What you need to do
Below are the records; count how many of their lines contain the word "toolbar" and give that number only.

(Supplied entries Opens)

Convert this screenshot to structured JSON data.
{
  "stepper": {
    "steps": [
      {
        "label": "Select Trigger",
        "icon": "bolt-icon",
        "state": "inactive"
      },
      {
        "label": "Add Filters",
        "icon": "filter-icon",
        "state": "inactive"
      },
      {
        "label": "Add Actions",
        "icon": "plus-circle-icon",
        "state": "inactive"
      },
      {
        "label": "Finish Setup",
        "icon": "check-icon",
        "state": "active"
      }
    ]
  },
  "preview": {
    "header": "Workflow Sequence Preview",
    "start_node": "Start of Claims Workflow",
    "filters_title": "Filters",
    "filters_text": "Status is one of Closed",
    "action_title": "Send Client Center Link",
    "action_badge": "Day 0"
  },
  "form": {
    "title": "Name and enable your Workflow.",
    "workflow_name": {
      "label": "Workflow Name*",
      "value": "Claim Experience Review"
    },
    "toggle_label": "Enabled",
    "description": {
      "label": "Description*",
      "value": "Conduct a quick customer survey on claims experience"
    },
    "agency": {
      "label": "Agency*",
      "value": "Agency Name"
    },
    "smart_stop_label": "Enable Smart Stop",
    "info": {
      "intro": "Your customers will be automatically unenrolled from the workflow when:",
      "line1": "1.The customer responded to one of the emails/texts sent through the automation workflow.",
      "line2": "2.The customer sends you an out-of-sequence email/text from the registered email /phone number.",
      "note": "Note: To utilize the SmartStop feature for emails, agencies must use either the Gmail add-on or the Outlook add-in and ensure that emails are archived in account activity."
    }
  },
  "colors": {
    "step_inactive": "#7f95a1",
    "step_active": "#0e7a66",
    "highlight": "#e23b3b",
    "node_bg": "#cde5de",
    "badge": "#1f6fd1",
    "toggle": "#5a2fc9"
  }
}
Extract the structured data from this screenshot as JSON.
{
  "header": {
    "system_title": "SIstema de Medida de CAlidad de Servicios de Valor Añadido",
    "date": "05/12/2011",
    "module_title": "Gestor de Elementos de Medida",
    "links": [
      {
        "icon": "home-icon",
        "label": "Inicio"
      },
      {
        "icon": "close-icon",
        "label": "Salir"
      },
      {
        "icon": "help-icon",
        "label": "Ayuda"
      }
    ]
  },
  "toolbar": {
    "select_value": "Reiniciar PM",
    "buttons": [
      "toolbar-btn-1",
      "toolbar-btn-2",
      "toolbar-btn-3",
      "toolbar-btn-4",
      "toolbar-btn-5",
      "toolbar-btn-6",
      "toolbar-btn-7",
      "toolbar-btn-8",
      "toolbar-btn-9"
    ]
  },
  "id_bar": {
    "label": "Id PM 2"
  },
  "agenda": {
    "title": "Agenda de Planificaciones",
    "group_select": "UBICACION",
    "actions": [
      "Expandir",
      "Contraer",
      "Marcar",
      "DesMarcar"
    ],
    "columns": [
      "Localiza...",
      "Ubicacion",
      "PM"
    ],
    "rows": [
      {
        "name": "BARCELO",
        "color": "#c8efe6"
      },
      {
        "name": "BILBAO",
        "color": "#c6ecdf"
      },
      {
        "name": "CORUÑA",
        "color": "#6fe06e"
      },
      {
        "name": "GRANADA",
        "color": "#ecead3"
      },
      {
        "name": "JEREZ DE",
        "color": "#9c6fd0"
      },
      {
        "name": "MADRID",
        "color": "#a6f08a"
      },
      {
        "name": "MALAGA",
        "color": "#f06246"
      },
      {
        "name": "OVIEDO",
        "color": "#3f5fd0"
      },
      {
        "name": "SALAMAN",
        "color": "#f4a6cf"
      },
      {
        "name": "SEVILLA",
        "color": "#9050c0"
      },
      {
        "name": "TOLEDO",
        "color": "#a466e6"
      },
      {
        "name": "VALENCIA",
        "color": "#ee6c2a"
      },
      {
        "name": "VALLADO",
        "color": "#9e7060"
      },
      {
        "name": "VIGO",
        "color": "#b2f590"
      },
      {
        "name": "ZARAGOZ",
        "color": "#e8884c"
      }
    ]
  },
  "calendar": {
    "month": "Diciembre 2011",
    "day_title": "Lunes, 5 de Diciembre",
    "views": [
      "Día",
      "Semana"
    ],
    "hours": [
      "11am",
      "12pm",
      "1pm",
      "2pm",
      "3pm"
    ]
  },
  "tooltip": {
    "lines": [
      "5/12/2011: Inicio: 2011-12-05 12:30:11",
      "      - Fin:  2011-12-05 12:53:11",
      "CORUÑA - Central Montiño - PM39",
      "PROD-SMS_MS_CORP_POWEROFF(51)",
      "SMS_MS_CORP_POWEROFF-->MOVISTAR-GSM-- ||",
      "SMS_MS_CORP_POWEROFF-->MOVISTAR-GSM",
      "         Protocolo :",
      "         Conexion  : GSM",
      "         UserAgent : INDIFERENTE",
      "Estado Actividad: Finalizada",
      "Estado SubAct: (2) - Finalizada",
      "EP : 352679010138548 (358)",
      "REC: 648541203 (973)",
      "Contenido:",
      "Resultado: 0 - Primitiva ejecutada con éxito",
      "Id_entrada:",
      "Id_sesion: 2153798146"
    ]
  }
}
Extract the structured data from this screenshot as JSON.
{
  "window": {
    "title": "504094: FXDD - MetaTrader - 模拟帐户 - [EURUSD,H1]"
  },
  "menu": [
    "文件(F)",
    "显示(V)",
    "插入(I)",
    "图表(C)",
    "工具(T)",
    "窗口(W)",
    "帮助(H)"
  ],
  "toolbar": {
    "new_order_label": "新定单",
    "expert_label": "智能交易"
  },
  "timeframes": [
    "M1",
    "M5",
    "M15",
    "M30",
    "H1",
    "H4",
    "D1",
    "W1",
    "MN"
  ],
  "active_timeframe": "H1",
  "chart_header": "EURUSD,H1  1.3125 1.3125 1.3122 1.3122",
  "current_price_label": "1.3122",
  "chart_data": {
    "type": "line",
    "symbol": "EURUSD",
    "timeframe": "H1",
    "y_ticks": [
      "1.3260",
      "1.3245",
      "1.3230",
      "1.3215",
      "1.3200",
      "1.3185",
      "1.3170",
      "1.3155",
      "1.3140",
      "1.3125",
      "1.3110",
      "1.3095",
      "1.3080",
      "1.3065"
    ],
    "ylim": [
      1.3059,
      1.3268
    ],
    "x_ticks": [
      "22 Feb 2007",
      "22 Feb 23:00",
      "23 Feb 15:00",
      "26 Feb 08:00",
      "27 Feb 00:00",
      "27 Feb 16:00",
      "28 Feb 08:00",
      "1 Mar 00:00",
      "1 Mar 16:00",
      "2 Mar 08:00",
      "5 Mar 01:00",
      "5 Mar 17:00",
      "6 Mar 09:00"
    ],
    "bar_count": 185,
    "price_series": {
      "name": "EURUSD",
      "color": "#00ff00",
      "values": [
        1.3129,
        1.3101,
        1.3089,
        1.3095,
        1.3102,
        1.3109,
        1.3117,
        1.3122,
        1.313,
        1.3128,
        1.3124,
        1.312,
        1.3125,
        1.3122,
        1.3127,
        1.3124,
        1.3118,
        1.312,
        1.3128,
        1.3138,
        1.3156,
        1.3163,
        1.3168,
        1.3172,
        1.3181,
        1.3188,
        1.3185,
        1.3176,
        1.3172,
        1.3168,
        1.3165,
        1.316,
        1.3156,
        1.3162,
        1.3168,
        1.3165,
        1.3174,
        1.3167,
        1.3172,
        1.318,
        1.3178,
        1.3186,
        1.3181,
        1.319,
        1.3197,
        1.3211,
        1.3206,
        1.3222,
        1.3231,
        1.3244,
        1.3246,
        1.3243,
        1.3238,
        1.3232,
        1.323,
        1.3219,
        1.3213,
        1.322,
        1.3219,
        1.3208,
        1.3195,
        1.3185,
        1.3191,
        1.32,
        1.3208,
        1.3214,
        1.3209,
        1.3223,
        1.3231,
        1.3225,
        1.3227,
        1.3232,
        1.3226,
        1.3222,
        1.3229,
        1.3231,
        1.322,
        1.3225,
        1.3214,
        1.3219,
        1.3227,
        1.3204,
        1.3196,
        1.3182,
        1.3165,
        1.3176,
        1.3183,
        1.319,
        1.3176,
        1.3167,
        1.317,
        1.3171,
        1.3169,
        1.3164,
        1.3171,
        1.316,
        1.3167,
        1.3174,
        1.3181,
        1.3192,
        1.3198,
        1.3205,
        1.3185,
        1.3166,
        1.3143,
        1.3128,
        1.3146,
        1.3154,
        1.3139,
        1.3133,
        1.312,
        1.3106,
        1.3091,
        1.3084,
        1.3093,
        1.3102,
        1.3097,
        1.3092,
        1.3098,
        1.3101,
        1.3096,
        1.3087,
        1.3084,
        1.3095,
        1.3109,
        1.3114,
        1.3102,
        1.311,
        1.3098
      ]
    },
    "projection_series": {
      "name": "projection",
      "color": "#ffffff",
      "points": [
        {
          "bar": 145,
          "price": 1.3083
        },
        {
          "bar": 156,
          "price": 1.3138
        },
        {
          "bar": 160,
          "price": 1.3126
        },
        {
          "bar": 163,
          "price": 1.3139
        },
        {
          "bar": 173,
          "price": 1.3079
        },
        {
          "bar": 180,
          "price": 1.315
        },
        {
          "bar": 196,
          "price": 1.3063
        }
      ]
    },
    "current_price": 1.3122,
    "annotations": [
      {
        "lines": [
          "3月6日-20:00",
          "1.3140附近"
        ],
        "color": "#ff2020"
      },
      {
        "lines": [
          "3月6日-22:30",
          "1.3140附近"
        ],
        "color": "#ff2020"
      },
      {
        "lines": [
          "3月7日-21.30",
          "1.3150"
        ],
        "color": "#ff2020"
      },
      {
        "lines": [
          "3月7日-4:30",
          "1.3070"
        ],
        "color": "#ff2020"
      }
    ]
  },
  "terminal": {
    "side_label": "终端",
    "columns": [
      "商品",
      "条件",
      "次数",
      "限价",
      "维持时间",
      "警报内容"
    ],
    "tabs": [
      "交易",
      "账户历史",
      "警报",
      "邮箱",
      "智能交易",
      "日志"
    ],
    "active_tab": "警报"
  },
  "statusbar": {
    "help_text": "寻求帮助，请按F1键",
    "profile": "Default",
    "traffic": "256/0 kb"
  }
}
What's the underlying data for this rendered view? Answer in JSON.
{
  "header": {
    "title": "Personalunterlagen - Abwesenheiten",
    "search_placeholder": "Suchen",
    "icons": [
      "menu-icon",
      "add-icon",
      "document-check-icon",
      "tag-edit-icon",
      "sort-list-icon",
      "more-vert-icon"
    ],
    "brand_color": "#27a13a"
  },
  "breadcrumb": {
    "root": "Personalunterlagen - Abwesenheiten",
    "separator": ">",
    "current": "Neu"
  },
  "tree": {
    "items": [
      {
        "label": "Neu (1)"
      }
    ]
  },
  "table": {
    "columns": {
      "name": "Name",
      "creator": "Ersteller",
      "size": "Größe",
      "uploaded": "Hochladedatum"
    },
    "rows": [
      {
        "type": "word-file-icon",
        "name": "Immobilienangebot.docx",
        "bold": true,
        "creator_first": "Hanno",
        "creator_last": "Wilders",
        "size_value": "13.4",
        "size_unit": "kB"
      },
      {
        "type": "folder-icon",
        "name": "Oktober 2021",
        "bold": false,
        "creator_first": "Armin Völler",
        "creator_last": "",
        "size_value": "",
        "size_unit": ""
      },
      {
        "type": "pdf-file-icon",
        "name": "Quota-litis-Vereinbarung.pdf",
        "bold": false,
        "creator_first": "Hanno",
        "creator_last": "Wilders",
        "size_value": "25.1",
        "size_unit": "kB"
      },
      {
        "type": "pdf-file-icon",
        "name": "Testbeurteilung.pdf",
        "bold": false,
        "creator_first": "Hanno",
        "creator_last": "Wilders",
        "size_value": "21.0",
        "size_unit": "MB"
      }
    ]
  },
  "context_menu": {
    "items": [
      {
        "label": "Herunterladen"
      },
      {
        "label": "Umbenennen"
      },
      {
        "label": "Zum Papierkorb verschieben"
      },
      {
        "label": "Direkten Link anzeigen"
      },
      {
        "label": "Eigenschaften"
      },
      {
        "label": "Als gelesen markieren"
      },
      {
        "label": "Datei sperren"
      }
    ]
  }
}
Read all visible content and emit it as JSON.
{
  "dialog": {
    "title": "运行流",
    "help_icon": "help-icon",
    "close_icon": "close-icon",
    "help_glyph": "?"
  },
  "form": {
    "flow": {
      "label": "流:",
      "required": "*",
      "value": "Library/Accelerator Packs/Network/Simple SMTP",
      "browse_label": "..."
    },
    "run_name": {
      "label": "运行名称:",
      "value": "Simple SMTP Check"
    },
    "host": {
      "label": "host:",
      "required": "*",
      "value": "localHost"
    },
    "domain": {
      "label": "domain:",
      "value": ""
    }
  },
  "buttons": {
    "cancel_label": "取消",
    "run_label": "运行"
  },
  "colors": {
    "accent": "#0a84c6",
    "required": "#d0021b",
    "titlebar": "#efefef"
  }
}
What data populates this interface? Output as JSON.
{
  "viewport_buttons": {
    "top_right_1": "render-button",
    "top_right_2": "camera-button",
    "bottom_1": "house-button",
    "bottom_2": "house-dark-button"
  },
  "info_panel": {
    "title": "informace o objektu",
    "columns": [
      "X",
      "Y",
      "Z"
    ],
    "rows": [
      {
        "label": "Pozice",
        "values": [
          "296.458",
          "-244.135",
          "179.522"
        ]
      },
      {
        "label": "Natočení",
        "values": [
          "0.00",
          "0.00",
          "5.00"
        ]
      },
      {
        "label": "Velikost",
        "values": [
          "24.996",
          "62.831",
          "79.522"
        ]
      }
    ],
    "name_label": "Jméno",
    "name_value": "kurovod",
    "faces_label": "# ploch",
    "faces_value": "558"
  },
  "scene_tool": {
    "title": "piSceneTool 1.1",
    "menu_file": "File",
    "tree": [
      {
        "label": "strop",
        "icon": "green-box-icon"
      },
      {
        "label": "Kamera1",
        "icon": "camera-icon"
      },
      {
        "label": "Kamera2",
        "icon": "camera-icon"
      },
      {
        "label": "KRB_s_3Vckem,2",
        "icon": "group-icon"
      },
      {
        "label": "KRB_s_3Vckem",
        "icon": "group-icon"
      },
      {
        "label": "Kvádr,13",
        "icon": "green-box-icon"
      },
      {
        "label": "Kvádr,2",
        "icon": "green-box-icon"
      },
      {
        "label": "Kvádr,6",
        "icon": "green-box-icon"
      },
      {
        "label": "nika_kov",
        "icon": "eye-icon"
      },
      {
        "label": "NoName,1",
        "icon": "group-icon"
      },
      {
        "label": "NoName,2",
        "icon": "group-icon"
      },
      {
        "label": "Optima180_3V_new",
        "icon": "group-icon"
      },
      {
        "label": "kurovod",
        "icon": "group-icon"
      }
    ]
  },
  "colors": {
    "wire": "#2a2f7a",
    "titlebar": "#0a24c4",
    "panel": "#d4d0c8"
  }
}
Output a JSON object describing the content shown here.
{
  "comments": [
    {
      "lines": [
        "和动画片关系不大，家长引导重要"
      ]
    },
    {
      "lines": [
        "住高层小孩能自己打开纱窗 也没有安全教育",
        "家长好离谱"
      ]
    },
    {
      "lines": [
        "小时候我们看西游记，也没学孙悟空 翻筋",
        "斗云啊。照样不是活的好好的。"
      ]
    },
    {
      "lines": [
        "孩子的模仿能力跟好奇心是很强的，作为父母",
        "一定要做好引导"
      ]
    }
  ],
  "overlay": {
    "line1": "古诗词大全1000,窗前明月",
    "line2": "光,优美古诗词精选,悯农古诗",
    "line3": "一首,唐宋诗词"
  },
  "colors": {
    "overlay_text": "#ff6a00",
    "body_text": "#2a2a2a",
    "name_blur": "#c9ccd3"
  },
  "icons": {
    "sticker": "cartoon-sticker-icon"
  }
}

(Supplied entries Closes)

Result of the exercise
11